This would work so well in the context of performance-making. I’m going to do it. I’m going to book a space for a day or weekend and put out the call. Emily Short, I hope you don’t mind? #watchthisspace
Keen to try this out but just realised, following move, am a bit more isolated in terms of other writing friends than I used to be. I took you for granted co-located writing buddies … I’m sorry….
On the other hand, maybe this is motivation to organise a day or weekend of writing events to make new writing friends…
“Story Shuffle: A Collaborative Writing Exercise
Participants in this exercise will use index cards to generate short prose fragments. Once collected together and shuffled, the fragments form a single work of collaborative fiction which, though no doubt peculiar in structure and varied in tone, will present surprising and exciting arrangements of setting, character, points of view, and plot.”
‘Somehow we don’t feel the same way about someone on stage: Performers are usually rewarded for their bravery, applauded for making themselves vulnerable. Bloggers, on the other hand, are seemingly hobbyists and amateurs, even if they’re getting paid for their work.’

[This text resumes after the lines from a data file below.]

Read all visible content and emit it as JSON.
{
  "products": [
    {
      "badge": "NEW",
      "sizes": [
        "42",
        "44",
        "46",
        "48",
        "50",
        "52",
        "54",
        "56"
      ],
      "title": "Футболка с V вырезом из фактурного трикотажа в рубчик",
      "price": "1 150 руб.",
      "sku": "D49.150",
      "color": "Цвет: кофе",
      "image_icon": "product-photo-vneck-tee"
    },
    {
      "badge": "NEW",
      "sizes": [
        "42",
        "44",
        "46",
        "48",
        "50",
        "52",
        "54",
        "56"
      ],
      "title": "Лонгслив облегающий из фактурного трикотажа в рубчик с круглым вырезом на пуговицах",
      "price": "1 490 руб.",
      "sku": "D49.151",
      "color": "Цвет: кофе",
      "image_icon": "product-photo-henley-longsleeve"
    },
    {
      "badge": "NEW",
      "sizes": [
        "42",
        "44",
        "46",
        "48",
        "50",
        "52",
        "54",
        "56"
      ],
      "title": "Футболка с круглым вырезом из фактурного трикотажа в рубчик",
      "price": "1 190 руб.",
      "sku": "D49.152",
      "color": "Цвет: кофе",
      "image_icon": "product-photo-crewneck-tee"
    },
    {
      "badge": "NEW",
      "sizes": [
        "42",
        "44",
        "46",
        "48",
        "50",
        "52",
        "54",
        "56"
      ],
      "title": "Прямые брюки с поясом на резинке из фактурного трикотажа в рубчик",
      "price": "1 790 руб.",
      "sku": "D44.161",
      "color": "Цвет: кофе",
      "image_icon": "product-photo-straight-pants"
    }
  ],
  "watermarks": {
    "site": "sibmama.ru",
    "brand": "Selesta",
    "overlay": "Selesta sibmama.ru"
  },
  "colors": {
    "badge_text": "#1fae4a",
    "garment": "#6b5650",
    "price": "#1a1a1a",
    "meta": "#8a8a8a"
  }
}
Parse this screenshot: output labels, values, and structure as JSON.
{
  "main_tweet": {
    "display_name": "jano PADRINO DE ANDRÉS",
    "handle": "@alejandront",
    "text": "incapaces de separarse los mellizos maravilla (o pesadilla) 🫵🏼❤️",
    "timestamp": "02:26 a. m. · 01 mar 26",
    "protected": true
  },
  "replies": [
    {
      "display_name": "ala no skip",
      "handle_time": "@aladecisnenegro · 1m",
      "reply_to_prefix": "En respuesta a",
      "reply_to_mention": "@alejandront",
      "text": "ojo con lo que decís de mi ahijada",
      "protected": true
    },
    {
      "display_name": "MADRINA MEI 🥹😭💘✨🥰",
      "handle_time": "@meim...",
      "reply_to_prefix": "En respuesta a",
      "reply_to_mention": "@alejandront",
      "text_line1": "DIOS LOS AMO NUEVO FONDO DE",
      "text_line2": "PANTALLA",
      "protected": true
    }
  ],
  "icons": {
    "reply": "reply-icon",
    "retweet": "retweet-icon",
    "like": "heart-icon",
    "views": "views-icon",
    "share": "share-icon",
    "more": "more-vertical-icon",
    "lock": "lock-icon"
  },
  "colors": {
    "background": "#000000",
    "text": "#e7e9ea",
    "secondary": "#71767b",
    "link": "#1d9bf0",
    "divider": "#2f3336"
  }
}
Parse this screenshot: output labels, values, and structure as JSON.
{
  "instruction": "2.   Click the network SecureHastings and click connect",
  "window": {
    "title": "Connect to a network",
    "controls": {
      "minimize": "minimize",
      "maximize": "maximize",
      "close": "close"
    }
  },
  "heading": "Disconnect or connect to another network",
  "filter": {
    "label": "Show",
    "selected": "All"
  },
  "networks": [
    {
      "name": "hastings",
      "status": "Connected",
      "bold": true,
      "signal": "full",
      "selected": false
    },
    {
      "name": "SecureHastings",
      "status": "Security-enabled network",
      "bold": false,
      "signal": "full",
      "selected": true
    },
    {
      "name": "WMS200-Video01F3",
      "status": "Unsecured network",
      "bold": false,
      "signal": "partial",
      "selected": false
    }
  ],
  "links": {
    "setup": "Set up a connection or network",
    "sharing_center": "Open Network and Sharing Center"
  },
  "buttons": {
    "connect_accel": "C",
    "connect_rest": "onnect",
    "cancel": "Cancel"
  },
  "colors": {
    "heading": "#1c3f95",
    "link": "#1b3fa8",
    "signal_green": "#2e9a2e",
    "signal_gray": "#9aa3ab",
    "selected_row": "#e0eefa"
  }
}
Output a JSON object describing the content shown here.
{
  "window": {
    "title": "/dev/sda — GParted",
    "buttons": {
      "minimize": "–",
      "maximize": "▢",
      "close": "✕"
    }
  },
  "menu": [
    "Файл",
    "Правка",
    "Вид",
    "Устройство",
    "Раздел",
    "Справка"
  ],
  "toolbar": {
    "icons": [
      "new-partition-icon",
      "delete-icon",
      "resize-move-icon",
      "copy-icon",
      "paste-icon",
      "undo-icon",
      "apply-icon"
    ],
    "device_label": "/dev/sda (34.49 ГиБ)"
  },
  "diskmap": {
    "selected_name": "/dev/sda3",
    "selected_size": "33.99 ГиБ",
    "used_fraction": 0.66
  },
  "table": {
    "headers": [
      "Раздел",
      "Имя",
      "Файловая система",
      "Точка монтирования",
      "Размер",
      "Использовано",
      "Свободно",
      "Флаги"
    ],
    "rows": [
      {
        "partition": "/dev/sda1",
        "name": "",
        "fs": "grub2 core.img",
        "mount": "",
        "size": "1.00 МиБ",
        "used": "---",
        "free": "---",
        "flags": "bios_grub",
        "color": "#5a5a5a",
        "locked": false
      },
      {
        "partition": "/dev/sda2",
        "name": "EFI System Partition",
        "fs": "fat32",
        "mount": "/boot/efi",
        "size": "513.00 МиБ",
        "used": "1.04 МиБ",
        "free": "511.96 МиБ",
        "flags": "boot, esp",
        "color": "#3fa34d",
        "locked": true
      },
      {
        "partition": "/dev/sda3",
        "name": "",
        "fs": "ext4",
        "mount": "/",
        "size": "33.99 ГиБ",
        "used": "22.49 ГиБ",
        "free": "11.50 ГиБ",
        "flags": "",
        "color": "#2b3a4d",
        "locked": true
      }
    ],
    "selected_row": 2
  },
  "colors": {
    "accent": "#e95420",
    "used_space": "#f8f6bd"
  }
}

It’s an interesting suggestion, that many (most?) don’t see blogging as performance, or that, if they/we/I do that they/we/I have different criteria for what makes a good performance/performer.
(I’m not sure what’s going on with the they/we/I here … I’m uncomfortable with continuing the generalised ‘we’ of the quote I think. Who is this ‘we’?)
‘Come in, come in and take a seat, but please don’t wait for the show to start.
It has already started.
You probably thought it would begin once an audience had assembled, we apologize for any confusion.
The show began before you arrived and it will continue after you leave.
(It may follow you like a puppy or a lingering dream.)
You don’t have to stay here, this is just where we keep the chairs and you can take your chair with you, if you are attached to it, or you may choose another.’
So much wonderful (this tweet and the whole account):
‘A book causes anyone who reads it to turn into a lighthouse.’
— Magic Realism Bot (@MagicRealismBot) January 19, 2016
‘A writing and reading adventure in participatory fiction. Will you read and write the story with us?’
This is an interesting idea that I bookmarked a little while ago. The short story is that it’s a collaborative writing experiment using the Medium writing/publishing platform. It’s not something that I have the time or motivation to get involved with myself but I was intrigued to see how/where it was going.
Checking back in on it today I see there are a number of stories/beginnings that have been ‘unbound’ and put out there for others to ‘stitch’ into/onto.
Something I think is really neat is the way that ‘story maps’ are being created using Coggle. For example, a story map of ‘The Tests’ (as it stands today):